*THE TASK*: Please copy the records exactly as they appear, with all pictures left out.

Page and application data records
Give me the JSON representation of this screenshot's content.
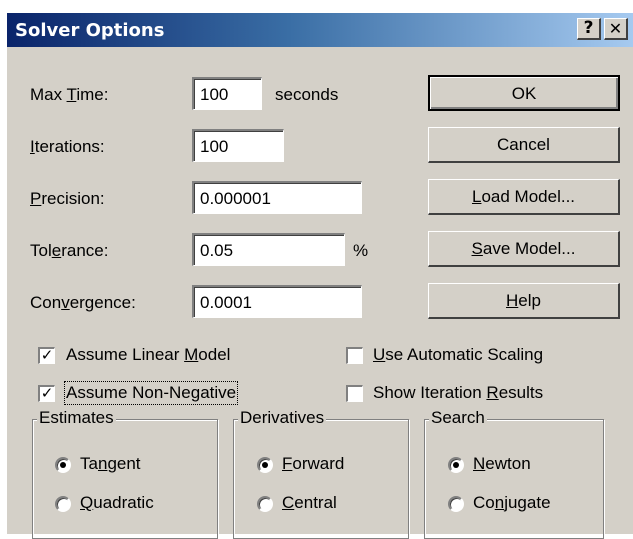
{
  "window": {
    "title": "Solver Options",
    "help_glyph": "?",
    "close_glyph": "✕"
  },
  "fields": {
    "max_time": {
      "label_pre": "Max ",
      "label_key": "T",
      "label_post": "ime:",
      "value": "100",
      "unit": "seconds"
    },
    "iterations": {
      "label_pre": "",
      "label_key": "I",
      "label_post": "terations:",
      "value": "100"
    },
    "precision": {
      "label_pre": "",
      "label_key": "P",
      "label_post": "recision:",
      "value": "0.000001"
    },
    "tolerance": {
      "label_pre": "Tol",
      "label_key": "e",
      "label_post": "rance:",
      "value": "0.05",
      "unit": "%"
    },
    "convergence": {
      "label_pre": "Con",
      "label_key": "v",
      "label_post": "ergence:",
      "value": "0.0001"
    }
  },
  "buttons": {
    "ok": {
      "pre": "OK",
      "key": "",
      "post": ""
    },
    "cancel": {
      "pre": "Cancel",
      "key": "",
      "post": ""
    },
    "load_model": {
      "pre": "",
      "key": "L",
      "post": "oad Model..."
    },
    "save_model": {
      "pre": "",
      "key": "S",
      "post": "ave Model..."
    },
    "help": {
      "pre": "",
      "key": "H",
      "post": "elp"
    }
  },
  "checkboxes": {
    "linear": {
      "pre": "Assume Linear ",
      "key": "M",
      "post": "odel",
      "checked": true
    },
    "nonneg": {
      "pre": "Assume Non-Ne",
      "key": "g",
      "post": "ative",
      "checked": true
    },
    "auto_scaling": {
      "pre": "",
      "key": "U",
      "post": "se Automatic Scaling",
      "checked": false
    },
    "iter_results": {
      "pre": "Show Iteration ",
      "key": "R",
      "post": "esults",
      "checked": false
    }
  },
  "check_glyph": "✓",
  "groups": {
    "estimates": {
      "title": "Estimates",
      "opt1": {
        "pre": "Ta",
        "key": "n",
        "post": "gent",
        "selected": true
      },
      "opt2": {
        "pre": "",
        "key": "Q",
        "post": "uadratic",
        "selected": false
      }
    },
    "derivatives": {
      "title": "Derivatives",
      "opt1": {
        "pre": "",
        "key": "F",
        "post": "orward",
        "selected": true
      },
      "opt2": {
        "pre": "",
        "key": "C",
        "post": "entral",
        "selected": false
      }
    },
    "search": {
      "title": "Search",
      "opt1": {
        "pre": "",
        "key": "N",
        "post": "ewton",
        "selected": true
      },
      "opt2": {
        "pre": "Co",
        "key": "n",
        "post": "jugate",
        "selected": false
      }
    }
  }
}
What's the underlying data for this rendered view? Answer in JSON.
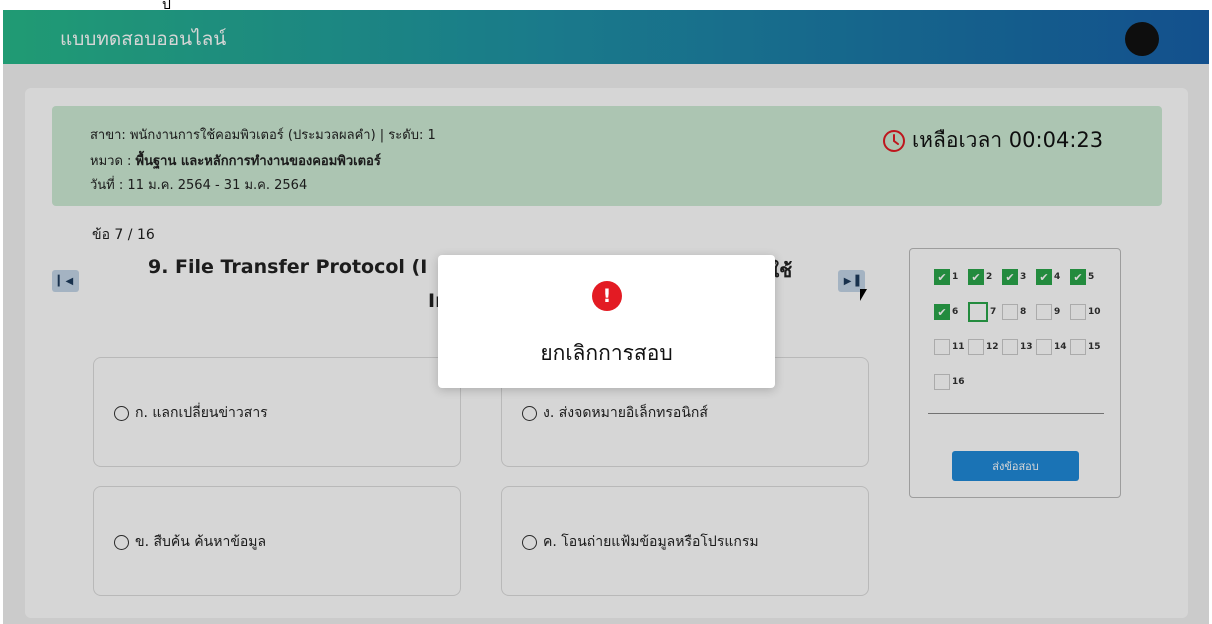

*SOLUTION FOR THIS EXERCISE*:
Give me the JSON representation of this screenshot's content.
{
  "window": {
    "title": "Solver Options",
    "help_glyph": "?",
    "close_glyph": "✕"
  },
  "fields": {
    "max_time": {
      "label_pre": "Max ",
      "label_key": "T",
      "label_post": "ime:",
      "value": "100",
      "unit": "seconds"
    },
    "iterations": {
      "label_pre": "",
      "label_key": "I",
      "label_post": "terations:",
      "value": "100"
    },
    "precision": {
      "label_pre": "",
      "label_key": "P",
      "label_post": "recision:",
      "value": "0.000001"
    },
    "tolerance": {
      "label_pre": "Tol",
      "label_key": "e",
      "label_post": "rance:",
      "value": "0.05",
      "unit": "%"
    },
    "convergence": {
      "label_pre": "Con",
      "label_key": "v",
      "label_post": "ergence:",
      "value": "0.0001"
    }
  },
  "buttons": {
    "ok": {
      "pre": "OK",
      "key": "",
      "post": ""
    },
    "cancel": {
      "pre": "Cancel",
      "key": "",
      "post": ""
    },
    "load_model": {
      "pre": "",
      "key": "L",
      "post": "oad Model..."
    },
    "save_model": {
      "pre": "",
      "key": "S",
      "post": "ave Model..."
    },
    "help": {
      "pre": "",
      "key": "H",
      "post": "elp"
    }
  },
  "checkboxes": {
    "linear": {
      "pre": "Assume Linear ",
      "key": "M",
      "post": "odel",
      "checked": true
    },
    "nonneg": {
      "pre": "Assume Non-Ne",
      "key": "g",
      "post": "ative",
      "checked": true
    },
    "auto_scaling": {
      "pre": "",
      "key": "U",
      "post": "se Automatic Scaling",
      "checked": false
    },
    "iter_results": {
      "pre": "Show Iteration ",
      "key": "R",
      "post": "esults",
      "checked": false
    }
  },
  "check_glyph": "✓",
  "groups": {
    "estimates": {
      "title": "Estimates",
      "opt1": {
        "pre": "Ta",
        "key": "n",
        "post": "gent",
        "selected": true
      },
      "opt2": {
        "pre": "",
        "key": "Q",
        "post": "uadratic",
        "selected": false
      }
    },
    "derivatives": {
      "title": "Derivatives",
      "opt1": {
        "pre": "",
        "key": "F",
        "post": "orward",
        "selected": true
      },
      "opt2": {
        "pre": "",
        "key": "C",
        "post": "entral",
        "selected": false
      }
    },
    "search": {
      "title": "Search",
      "opt1": {
        "pre": "",
        "key": "N",
        "post": "ewton",
        "selected": true
      },
      "opt2": {
        "pre": "Co",
        "key": "n",
        "post": "jugate",
        "selected": false
      }
    }
  }
}
What's the underlying data for this rendered view? Answer in JSON.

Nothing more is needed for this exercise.